[WHAT IS EXPECTED]:
Go through the records, and copy each line in which the string "也可中英文混读" is present.
==*==
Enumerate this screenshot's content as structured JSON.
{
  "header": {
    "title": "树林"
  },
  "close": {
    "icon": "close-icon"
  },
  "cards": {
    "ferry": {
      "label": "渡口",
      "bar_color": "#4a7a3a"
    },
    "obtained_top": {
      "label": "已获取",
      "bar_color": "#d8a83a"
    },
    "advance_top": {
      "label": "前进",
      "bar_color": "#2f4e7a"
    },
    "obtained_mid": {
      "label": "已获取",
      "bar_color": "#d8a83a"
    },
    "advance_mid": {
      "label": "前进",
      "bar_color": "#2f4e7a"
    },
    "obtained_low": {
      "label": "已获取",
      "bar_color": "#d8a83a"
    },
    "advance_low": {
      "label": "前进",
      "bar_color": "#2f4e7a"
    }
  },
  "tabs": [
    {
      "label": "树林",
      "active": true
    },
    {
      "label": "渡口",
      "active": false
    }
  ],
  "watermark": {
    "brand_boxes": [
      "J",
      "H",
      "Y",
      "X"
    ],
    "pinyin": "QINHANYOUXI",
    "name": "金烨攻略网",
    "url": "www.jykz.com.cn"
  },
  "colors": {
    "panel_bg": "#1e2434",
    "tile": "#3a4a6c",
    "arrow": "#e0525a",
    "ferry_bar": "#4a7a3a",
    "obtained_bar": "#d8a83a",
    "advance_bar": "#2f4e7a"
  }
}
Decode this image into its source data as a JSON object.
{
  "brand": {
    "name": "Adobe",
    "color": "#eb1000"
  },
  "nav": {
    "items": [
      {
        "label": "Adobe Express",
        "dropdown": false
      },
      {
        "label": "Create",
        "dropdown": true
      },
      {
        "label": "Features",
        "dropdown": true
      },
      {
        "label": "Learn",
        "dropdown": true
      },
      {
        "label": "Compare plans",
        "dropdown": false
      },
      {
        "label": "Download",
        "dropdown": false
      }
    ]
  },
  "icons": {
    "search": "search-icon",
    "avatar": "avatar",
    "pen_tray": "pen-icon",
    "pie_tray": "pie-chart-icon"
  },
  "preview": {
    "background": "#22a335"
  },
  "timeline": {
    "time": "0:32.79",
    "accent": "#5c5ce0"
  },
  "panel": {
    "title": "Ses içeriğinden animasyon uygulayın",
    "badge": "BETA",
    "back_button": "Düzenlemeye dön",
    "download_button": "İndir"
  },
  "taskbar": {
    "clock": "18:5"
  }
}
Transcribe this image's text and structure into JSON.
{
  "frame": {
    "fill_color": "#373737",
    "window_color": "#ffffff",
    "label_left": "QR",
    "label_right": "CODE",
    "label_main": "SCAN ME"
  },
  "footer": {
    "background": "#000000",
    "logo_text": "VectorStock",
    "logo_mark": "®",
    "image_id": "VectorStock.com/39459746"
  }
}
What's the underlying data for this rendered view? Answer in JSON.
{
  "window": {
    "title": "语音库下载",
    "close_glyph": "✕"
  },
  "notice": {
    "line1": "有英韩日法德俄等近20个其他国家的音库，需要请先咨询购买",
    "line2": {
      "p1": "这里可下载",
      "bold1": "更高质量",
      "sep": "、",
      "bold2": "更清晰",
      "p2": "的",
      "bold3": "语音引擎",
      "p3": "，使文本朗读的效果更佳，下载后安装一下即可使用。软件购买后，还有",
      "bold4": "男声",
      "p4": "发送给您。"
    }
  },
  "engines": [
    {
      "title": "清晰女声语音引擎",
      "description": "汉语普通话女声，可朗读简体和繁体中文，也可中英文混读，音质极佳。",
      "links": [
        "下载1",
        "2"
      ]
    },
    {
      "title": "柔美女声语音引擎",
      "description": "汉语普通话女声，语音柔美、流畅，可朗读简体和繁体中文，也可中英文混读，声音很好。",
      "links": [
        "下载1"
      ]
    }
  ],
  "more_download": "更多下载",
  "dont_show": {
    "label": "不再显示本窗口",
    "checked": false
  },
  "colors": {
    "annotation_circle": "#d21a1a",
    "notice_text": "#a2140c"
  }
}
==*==
[RESPONSE]:
      "description": "汉语普通话女声，可朗读简体和繁体中文，也可中英文混读，音质极佳。",
      "description": "汉语普通话女声，语音柔美、流畅，可朗读简体和繁体中文，也可中英文混读，声音很好。",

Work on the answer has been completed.